Airlines oppose landing fee rise by Gatwick Airport
Airlines operating between Guernsey and Gatwick airports are joining forces to oppose an increase in landing fees at the London airport.
Aurigny said the extra £400,000 in costs would see fares on the route increase by £2 from 1 April.
Malcolm Hart, managing director, said Gatwick's action was squeezing out smaller airlines.
The airport said the overall rise of 6% in fees was competitively priced and would only apply during the summer.
Mr Hart said he was joining with Flybe, the Devon-based airline that also operates the route, to fight the increase.
He said: "The charges for small airplanes are rising by 25%, that's why I'm feeling hard done by.
"We believe this huge increase in costs forms the Gatwick Airport strategy of discriminating against smaller aircraft.
"Basically they want their busy runway occupied by the biggest jets they can get, even though industry professionals see no level of demand from operators of these large aircraft to use Gatwick currently."
'No commercial sense'
A spokesperson for Gatwick Airport said: "With demand for air transport set to increase, coupled with a block on runway expansion in the South East, Gatwick must look at how best to make the most efficient use of a single runway."
They said there would be no increase to fees for departing passengers and the aim was to encourage greater all-year round use of the runway.
The spokesperson said extra fees would help to fund the £1bn improvement works programme the airport was currently undertaking.

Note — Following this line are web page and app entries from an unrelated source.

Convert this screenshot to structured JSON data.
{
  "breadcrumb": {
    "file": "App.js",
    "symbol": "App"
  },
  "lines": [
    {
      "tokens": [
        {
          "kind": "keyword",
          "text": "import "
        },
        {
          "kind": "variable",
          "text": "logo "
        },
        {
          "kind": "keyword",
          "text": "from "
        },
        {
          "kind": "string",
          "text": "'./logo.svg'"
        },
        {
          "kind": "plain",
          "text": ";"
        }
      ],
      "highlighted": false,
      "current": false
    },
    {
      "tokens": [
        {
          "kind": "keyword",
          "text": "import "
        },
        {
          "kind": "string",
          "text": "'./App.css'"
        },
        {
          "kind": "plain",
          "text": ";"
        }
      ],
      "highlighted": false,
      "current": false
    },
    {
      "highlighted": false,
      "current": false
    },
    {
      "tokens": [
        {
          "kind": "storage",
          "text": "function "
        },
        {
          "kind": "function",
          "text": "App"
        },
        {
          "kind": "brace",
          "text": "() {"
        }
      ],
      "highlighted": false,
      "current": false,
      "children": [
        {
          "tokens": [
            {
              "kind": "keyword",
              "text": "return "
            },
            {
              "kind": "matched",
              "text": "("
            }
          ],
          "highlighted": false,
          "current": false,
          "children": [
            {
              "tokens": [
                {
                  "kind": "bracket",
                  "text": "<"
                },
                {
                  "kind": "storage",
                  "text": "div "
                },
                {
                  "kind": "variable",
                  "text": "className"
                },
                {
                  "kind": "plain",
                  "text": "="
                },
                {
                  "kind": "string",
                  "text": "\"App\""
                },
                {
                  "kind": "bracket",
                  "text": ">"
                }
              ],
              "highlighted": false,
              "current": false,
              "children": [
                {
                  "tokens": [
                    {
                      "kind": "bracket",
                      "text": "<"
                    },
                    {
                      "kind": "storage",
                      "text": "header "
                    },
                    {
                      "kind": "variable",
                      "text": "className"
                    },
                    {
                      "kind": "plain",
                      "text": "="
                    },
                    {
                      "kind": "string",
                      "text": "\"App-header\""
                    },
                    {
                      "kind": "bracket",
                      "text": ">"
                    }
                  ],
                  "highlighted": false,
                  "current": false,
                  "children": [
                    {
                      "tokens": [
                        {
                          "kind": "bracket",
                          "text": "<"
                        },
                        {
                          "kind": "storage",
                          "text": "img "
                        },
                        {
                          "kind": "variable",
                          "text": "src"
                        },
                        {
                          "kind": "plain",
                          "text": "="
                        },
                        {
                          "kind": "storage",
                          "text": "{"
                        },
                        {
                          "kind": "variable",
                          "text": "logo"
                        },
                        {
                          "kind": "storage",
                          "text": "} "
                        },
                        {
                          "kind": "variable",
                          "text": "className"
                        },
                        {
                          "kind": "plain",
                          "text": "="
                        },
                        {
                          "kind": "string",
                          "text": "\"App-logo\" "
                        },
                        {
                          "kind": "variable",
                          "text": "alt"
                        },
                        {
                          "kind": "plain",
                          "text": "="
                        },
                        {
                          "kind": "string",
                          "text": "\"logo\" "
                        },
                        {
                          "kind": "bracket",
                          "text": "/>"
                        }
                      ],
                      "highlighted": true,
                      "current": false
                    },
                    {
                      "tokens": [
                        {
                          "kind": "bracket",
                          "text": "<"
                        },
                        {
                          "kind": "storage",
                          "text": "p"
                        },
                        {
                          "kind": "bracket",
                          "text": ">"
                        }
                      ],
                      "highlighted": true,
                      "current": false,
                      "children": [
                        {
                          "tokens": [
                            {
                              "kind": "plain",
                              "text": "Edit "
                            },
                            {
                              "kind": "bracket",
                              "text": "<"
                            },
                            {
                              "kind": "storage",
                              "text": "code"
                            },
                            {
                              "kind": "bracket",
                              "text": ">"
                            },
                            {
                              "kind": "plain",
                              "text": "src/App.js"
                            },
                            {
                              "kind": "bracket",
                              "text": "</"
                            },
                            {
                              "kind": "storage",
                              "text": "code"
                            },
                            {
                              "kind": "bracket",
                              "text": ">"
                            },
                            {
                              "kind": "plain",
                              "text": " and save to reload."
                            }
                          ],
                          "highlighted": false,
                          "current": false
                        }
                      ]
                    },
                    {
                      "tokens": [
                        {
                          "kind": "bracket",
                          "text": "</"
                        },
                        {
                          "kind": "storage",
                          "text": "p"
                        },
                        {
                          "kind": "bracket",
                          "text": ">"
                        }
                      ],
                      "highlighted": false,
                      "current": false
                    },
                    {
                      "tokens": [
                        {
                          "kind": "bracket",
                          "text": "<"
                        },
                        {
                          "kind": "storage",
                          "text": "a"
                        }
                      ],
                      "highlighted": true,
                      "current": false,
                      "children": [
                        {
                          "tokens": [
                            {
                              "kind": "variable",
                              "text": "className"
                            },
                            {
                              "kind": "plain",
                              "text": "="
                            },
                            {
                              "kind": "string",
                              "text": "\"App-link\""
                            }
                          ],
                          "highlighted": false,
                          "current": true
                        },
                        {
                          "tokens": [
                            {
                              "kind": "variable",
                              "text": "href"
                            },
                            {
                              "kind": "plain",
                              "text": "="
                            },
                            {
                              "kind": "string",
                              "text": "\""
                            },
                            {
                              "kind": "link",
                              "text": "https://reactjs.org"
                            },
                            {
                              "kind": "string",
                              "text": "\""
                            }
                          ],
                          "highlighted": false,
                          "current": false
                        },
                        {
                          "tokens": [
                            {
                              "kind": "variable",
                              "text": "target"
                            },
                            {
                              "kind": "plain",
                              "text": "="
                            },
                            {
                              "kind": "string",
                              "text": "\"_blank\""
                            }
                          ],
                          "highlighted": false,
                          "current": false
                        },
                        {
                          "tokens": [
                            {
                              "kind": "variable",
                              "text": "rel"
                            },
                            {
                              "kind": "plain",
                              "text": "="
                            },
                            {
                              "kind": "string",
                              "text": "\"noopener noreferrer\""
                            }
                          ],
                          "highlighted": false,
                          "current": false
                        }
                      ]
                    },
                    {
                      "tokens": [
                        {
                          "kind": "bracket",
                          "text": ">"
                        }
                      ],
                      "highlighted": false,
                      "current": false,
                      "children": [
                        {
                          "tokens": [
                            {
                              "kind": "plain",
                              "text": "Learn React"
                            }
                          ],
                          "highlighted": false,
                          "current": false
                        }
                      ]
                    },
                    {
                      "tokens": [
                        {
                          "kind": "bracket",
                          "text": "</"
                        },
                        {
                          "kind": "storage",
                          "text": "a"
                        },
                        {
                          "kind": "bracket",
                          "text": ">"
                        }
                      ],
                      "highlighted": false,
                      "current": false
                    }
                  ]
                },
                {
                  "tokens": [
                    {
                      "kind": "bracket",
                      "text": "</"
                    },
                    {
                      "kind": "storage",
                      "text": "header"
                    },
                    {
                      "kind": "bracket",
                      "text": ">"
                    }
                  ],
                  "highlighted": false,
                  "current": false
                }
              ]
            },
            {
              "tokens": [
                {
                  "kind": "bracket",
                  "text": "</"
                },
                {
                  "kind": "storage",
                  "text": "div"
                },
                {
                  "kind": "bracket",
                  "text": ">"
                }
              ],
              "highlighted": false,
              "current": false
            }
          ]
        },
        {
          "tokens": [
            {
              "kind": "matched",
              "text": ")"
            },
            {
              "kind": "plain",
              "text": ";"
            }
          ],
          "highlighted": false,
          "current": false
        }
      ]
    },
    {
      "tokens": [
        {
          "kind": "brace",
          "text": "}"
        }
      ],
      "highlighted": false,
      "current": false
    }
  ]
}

Mr Hart said: "Unlike other regional airlines such as BMI which is stopping its Heathrow/Glasgow route and Air Southwest which has already ended theirs from Newquay and Plymouth to Gatwick, we will not pull out of Gatwick to save costs.
"As an island we rely heavily on the Gatwick slots for business and leisure, because we are owned by islanders, we can ensure that these vital links to Gatwick are retained, even if flying out of the airport with such a huge increase in costs would otherwise not make commercial sense."